_What you need to do_.
Pull each line containing "JSON" out of the data and copy it.

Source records
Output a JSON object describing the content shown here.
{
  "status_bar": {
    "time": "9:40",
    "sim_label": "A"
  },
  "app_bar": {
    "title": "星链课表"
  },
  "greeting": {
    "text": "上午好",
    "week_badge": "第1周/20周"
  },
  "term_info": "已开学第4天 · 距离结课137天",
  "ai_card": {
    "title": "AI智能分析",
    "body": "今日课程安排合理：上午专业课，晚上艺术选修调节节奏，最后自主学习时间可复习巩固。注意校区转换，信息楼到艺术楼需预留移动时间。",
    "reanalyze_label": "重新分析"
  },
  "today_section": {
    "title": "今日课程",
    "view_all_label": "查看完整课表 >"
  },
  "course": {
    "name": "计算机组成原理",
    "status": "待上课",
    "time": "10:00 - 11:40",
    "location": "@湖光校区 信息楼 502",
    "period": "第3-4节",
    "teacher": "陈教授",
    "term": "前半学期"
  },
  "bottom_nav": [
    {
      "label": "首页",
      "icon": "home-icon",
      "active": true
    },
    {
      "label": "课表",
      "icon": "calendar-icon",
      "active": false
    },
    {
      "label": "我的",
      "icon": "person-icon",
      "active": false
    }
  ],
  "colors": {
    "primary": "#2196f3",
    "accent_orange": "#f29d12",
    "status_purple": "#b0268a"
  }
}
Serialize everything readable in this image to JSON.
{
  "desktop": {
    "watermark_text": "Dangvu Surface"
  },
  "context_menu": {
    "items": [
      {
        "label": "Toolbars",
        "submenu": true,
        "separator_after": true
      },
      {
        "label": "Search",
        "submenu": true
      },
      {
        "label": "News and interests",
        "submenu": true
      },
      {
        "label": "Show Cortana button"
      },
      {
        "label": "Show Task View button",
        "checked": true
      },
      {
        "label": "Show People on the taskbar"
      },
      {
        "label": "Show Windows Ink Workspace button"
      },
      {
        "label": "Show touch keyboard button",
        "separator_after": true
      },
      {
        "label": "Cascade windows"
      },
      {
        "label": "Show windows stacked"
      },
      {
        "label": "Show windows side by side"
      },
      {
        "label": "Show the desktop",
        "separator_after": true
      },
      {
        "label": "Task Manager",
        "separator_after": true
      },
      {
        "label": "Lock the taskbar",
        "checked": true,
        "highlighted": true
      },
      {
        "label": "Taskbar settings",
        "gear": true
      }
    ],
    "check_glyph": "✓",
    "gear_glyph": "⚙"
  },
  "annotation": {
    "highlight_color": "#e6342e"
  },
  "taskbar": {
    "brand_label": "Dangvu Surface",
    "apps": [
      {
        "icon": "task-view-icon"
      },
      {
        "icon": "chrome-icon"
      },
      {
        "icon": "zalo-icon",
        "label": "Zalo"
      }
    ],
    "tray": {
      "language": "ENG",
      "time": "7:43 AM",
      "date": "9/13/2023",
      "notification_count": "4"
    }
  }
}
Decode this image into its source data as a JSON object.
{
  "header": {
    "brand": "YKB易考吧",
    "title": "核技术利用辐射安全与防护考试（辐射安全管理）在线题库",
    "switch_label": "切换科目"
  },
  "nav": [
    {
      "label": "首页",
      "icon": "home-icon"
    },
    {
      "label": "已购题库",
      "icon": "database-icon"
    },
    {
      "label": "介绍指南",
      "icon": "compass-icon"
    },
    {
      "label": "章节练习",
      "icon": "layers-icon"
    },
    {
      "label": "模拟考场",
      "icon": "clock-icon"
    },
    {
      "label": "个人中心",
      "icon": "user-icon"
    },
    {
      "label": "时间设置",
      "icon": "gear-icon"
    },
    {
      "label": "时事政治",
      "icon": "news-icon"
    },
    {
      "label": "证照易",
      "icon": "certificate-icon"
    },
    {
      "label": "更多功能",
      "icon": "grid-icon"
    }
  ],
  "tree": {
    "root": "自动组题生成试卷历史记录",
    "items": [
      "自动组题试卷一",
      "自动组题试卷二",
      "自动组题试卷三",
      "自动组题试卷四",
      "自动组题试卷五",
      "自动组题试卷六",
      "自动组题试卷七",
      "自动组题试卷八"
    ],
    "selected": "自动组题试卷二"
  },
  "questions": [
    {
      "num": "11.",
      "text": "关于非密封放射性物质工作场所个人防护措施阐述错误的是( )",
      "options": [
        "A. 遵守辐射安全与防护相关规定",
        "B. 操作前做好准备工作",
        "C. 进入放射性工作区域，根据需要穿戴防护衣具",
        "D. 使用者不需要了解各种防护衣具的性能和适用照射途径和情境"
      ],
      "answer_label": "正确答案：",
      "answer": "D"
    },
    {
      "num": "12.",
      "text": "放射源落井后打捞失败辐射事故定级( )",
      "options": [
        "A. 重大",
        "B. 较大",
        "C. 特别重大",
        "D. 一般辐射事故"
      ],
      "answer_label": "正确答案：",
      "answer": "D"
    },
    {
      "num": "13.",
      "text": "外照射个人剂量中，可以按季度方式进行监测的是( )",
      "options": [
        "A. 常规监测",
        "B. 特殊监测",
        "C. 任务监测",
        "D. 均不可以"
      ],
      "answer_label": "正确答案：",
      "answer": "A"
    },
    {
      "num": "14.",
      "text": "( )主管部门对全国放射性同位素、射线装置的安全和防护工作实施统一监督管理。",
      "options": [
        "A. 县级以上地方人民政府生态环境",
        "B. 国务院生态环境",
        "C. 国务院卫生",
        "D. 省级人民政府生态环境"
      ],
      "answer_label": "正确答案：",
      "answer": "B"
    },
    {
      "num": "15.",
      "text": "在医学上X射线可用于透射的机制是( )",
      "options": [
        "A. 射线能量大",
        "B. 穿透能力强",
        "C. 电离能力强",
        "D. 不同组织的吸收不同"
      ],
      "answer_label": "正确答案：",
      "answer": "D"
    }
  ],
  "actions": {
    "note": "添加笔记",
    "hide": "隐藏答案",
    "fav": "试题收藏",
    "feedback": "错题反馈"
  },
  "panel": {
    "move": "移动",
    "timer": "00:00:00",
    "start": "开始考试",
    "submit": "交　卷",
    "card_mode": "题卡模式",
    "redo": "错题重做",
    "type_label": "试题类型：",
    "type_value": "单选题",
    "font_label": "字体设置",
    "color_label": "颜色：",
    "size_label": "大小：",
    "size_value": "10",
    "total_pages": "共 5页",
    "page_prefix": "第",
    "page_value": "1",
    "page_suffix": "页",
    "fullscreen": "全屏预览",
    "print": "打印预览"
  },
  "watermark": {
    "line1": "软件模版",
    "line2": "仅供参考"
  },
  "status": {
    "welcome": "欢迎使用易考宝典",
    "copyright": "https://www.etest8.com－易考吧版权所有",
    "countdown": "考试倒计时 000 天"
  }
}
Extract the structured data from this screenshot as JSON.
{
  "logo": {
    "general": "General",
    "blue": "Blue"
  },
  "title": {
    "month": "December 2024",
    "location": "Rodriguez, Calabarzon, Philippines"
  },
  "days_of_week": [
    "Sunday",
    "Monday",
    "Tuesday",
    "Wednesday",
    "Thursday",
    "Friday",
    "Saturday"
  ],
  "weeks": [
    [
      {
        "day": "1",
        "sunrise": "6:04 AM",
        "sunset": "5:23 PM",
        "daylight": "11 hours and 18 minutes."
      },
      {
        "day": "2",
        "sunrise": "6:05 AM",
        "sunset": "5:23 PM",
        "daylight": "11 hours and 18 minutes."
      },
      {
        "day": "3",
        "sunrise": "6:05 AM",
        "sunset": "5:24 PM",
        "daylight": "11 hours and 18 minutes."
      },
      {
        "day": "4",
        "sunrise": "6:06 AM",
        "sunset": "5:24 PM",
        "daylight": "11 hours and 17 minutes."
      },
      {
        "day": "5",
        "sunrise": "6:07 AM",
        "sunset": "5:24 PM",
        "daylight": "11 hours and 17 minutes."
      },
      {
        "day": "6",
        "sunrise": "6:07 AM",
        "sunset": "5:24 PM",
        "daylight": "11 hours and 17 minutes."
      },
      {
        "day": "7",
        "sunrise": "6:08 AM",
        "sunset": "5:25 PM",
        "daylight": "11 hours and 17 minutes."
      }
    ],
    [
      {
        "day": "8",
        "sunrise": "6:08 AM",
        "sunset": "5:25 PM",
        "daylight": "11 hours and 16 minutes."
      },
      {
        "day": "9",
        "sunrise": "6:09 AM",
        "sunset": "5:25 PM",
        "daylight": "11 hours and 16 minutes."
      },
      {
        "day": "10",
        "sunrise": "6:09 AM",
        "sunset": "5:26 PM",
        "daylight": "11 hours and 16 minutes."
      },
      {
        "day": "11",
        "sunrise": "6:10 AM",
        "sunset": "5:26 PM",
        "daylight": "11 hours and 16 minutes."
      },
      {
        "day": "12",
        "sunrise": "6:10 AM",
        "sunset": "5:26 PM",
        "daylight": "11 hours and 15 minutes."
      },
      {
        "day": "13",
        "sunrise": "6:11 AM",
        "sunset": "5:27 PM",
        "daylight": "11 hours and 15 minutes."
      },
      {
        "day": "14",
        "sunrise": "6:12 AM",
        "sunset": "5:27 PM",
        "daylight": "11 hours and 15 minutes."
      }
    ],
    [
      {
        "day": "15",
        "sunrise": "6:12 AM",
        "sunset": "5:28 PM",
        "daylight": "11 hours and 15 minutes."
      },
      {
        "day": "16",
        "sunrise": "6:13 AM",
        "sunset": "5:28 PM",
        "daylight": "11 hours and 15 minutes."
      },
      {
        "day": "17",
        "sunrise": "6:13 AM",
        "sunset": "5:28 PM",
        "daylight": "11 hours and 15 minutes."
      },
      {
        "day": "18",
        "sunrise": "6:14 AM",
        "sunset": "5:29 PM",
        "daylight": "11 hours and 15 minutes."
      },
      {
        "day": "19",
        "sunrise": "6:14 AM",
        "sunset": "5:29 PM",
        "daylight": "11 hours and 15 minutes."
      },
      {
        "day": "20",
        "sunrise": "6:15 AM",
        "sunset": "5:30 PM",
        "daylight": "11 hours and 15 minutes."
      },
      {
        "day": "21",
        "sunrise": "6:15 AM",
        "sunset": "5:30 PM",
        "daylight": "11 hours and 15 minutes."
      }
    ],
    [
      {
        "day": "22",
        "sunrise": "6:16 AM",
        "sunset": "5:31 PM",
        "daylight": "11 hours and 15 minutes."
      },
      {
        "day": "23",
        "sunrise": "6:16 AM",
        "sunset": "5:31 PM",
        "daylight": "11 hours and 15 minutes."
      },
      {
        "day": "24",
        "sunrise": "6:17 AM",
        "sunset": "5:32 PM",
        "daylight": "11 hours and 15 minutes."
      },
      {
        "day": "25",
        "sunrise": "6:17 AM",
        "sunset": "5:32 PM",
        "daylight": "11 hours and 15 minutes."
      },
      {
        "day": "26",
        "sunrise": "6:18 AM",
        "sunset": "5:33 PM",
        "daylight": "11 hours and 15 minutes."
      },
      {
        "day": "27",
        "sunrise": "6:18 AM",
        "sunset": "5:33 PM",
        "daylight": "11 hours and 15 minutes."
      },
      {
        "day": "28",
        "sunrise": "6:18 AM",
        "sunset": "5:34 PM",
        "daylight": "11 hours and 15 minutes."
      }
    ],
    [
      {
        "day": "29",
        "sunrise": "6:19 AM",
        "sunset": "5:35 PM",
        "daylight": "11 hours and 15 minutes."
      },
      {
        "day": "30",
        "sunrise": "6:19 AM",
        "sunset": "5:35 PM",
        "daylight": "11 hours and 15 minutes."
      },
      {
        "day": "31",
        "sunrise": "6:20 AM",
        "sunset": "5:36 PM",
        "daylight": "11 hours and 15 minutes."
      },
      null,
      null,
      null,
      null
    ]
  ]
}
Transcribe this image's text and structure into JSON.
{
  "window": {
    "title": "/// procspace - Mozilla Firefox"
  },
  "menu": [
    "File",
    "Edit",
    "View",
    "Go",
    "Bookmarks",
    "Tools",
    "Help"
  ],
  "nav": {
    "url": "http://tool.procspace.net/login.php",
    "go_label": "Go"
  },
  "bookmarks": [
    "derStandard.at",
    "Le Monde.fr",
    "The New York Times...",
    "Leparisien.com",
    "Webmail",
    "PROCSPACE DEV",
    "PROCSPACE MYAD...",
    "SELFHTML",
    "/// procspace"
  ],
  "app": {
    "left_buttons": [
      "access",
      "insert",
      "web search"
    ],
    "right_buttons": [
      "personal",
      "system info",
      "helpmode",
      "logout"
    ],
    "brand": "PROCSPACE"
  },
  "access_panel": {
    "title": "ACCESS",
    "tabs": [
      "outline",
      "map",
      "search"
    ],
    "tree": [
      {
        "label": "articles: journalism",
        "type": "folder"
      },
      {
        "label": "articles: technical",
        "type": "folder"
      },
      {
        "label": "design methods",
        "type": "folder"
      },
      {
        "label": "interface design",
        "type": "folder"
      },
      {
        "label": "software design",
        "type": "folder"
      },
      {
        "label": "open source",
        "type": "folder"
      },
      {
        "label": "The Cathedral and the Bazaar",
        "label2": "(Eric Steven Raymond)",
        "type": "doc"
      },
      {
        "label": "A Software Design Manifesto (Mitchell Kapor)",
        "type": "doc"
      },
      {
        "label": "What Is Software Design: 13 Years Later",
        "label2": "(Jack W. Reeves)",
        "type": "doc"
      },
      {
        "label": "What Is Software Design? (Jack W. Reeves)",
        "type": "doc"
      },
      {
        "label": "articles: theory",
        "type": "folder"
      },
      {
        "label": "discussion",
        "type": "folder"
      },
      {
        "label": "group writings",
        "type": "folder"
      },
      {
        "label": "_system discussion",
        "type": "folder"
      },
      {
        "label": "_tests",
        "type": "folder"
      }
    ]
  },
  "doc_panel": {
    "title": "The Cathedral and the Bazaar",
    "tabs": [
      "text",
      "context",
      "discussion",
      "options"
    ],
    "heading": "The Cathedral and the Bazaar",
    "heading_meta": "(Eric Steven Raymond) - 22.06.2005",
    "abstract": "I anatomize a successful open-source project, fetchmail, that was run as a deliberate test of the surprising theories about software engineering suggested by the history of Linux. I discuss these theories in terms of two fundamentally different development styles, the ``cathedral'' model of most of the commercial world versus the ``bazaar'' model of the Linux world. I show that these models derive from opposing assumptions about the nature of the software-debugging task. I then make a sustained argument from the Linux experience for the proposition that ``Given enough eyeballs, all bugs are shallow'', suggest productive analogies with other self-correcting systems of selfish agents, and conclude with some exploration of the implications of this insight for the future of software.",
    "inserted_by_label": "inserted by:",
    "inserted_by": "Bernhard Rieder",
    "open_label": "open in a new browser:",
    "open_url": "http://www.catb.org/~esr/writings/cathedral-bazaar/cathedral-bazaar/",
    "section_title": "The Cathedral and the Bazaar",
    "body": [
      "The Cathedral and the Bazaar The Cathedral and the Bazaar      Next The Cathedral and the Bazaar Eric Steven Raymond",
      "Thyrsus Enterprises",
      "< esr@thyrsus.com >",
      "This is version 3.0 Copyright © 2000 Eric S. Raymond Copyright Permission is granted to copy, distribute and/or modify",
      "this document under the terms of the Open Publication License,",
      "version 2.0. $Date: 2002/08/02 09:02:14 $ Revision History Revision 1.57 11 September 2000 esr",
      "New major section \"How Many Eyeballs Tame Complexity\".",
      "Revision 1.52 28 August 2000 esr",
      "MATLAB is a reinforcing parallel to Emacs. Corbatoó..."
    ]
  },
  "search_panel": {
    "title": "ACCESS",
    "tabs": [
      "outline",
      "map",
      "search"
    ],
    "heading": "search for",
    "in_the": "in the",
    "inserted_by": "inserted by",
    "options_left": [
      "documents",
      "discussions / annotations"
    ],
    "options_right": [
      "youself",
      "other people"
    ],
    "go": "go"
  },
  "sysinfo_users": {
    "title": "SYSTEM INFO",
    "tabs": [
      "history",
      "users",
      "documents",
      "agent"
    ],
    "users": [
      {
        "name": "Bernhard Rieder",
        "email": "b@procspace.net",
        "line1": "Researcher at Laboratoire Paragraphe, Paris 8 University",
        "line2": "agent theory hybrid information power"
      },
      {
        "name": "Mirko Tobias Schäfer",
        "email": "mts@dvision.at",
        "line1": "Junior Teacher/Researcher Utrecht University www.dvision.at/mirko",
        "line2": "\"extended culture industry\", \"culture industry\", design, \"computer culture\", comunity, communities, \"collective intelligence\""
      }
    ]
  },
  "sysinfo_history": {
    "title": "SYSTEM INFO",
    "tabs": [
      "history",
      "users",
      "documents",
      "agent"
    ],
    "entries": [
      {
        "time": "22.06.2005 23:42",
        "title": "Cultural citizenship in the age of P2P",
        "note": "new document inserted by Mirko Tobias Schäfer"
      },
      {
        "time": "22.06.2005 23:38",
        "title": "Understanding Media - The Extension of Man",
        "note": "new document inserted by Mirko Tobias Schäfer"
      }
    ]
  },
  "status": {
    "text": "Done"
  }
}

_The completed task_.
Output a JSON object describing the content shown here.
Serialize everything readable in this image to JSON.
Decode this image into its source data as a JSON object.
Extract the structured data from this screenshot as JSON.
Transcribe this image's text and structure into JSON.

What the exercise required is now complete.